WORK INSTRUCTIONS: Within the listing below, filter for "select" and copy every matching line.

· · · · ·

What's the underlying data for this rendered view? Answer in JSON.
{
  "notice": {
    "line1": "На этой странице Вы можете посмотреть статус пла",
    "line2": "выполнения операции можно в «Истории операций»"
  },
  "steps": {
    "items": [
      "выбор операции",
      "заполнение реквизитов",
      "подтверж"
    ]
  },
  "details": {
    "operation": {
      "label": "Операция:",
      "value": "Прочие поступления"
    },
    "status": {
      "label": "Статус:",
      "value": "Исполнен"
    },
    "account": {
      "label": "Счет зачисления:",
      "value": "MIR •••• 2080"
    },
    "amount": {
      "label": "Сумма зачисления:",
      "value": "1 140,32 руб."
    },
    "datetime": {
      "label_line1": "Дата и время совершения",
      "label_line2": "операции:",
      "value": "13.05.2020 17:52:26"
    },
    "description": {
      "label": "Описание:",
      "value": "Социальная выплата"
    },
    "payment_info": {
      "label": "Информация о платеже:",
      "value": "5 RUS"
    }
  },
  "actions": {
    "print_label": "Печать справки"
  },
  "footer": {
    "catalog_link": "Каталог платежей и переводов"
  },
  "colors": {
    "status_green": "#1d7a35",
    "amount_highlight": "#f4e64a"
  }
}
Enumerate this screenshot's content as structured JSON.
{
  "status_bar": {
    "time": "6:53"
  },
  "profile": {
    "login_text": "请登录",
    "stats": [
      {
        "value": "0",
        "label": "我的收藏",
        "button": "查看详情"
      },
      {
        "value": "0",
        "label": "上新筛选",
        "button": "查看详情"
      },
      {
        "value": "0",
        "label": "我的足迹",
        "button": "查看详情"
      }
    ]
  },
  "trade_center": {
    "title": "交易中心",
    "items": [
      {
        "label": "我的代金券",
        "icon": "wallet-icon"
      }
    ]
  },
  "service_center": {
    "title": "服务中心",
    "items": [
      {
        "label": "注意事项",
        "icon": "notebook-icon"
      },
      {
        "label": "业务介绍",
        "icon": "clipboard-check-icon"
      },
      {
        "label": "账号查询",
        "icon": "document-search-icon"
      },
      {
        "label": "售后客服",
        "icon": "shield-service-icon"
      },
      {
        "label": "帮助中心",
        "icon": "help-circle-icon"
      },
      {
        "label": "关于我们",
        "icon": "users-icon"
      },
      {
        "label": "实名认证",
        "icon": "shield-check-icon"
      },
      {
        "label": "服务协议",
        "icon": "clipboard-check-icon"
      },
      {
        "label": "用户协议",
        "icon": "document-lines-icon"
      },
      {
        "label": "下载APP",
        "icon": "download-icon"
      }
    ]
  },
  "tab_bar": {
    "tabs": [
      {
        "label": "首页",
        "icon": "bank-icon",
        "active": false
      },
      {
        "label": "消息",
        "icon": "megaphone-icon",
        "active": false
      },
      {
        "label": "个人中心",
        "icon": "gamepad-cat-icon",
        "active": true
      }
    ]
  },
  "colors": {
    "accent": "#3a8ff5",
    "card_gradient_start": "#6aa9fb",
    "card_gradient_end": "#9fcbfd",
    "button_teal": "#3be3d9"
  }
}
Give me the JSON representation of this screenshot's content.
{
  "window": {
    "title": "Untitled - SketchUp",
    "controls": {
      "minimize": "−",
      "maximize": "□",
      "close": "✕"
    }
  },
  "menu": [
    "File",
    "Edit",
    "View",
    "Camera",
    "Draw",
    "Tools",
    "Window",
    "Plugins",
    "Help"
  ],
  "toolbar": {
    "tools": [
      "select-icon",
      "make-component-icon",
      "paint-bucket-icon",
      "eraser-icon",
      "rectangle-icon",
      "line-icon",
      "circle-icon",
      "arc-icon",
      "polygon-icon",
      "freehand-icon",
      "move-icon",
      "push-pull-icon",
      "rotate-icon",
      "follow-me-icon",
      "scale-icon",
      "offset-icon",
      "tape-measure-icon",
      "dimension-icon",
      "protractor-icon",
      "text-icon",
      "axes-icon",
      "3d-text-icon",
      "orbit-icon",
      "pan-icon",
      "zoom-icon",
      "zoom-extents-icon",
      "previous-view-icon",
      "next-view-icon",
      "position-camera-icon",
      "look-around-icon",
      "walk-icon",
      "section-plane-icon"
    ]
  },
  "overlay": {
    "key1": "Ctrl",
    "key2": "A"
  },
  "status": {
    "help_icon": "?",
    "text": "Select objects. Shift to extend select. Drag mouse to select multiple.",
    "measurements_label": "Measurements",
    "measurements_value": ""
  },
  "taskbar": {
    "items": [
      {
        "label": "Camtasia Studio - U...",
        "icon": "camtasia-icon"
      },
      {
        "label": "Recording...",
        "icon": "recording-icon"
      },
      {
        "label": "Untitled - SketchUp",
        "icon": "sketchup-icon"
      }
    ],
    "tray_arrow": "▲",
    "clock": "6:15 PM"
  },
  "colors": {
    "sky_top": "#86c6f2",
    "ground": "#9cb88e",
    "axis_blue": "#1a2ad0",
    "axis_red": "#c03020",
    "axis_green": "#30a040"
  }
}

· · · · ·

RESPONSE TO THIS TASK:
      "select-icon",
    "text": "Select objects. Shift to extend select. Drag mouse to select multiple.",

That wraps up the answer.